Children develop interactive skills from the moment they are born. They quickly start bonding with their parents and siblings by making eye contact and interacting with different pitches and tones of voice.
As they grow and develop, so do their interactive and social skills. By learning to use gestures and words, they will start to communicate and interact with others in more complex ways.

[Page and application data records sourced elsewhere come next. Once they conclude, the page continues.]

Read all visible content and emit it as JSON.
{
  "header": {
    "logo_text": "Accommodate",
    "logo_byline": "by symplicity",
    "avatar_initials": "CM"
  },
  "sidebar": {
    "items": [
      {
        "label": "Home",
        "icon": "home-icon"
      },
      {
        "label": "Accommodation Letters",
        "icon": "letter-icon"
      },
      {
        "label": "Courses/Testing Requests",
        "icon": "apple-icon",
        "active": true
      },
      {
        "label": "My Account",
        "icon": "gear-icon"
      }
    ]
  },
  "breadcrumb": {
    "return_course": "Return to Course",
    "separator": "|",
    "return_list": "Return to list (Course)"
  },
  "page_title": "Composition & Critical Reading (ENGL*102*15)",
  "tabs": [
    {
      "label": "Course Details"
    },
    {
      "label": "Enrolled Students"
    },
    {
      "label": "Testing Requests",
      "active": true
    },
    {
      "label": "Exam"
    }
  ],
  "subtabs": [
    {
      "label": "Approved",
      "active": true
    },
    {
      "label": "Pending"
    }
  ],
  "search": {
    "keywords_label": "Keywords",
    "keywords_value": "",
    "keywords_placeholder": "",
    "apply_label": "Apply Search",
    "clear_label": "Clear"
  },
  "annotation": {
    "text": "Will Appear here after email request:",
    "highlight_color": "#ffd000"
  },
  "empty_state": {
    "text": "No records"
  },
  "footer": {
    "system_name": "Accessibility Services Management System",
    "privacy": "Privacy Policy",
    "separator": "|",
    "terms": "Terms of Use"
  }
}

Children learn interpersonal and social skills based on their experiences – by what worked in the past. Young babies may scream and cry to let their parents know they are hungry. As a child gets older, screaming for food becomes less and less acceptable – once some basic language has been learned it becomes more appropriate to ask for food. With time, practice and encouragement, children will learn that communicating using words and sentences, including the word ‘please,’ to ask for food maybe the best way to get what they want.